Start of Material provided

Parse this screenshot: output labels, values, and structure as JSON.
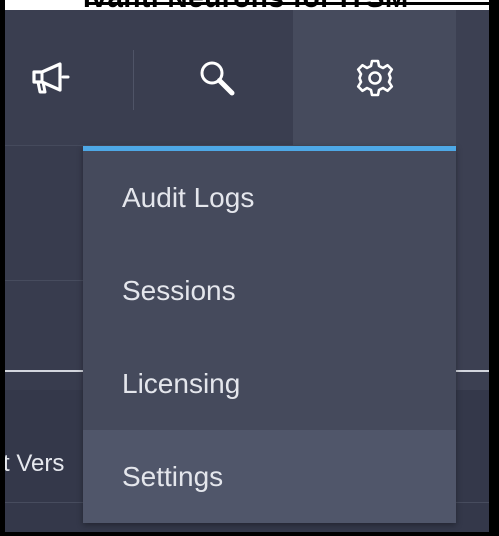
{
  "page_heading": "Ivanti Neurons for ITSM",
  "toolbar": {
    "buttons": [
      {
        "name": "announcements",
        "icon": "megaphone-icon"
      },
      {
        "name": "search",
        "icon": "search-icon"
      },
      {
        "name": "settings",
        "icon": "gear-icon",
        "active": true
      }
    ]
  },
  "settings_menu": {
    "items": [
      {
        "label": "Audit Logs"
      },
      {
        "label": "Sessions"
      },
      {
        "label": "Licensing"
      },
      {
        "label": "Settings",
        "highlighted": true
      }
    ]
  },
  "background": {
    "column_header": "t Vers"
  },
  "colors": {
    "toolbar_bg": "#3a3e50",
    "menu_bg": "#454a5c",
    "menu_accent": "#4ea8e6",
    "menu_item_hover": "#50566a",
    "menu_text": "#e4e6ec"
  }
}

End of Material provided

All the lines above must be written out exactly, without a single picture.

Parse this screenshot: output labels, values, and structure as JSON.
{
  "page_heading": "Ivanti Neurons for ITSM",
  "toolbar": {
    "buttons": [
      {
        "name": "announcements",
        "icon": "megaphone-icon"
      },
      {
        "name": "search",
        "icon": "search-icon"
      },
      {
        "name": "settings",
        "icon": "gear-icon",
        "active": true
      }
    ]
  },
  "settings_menu": {
    "items": [
      {
        "label": "Audit Logs"
      },
      {
        "label": "Sessions"
      },
      {
        "label": "Licensing"
      },
      {
        "label": "Settings",
        "highlighted": true
      }
    ]
  },
  "background": {
    "column_header": "t Vers"
  },
  "colors": {
    "toolbar_bg": "#3a3e50",
    "menu_bg": "#454a5c",
    "menu_accent": "#4ea8e6",
    "menu_item_hover": "#50566a",
    "menu_text": "#e4e6ec"
  }
}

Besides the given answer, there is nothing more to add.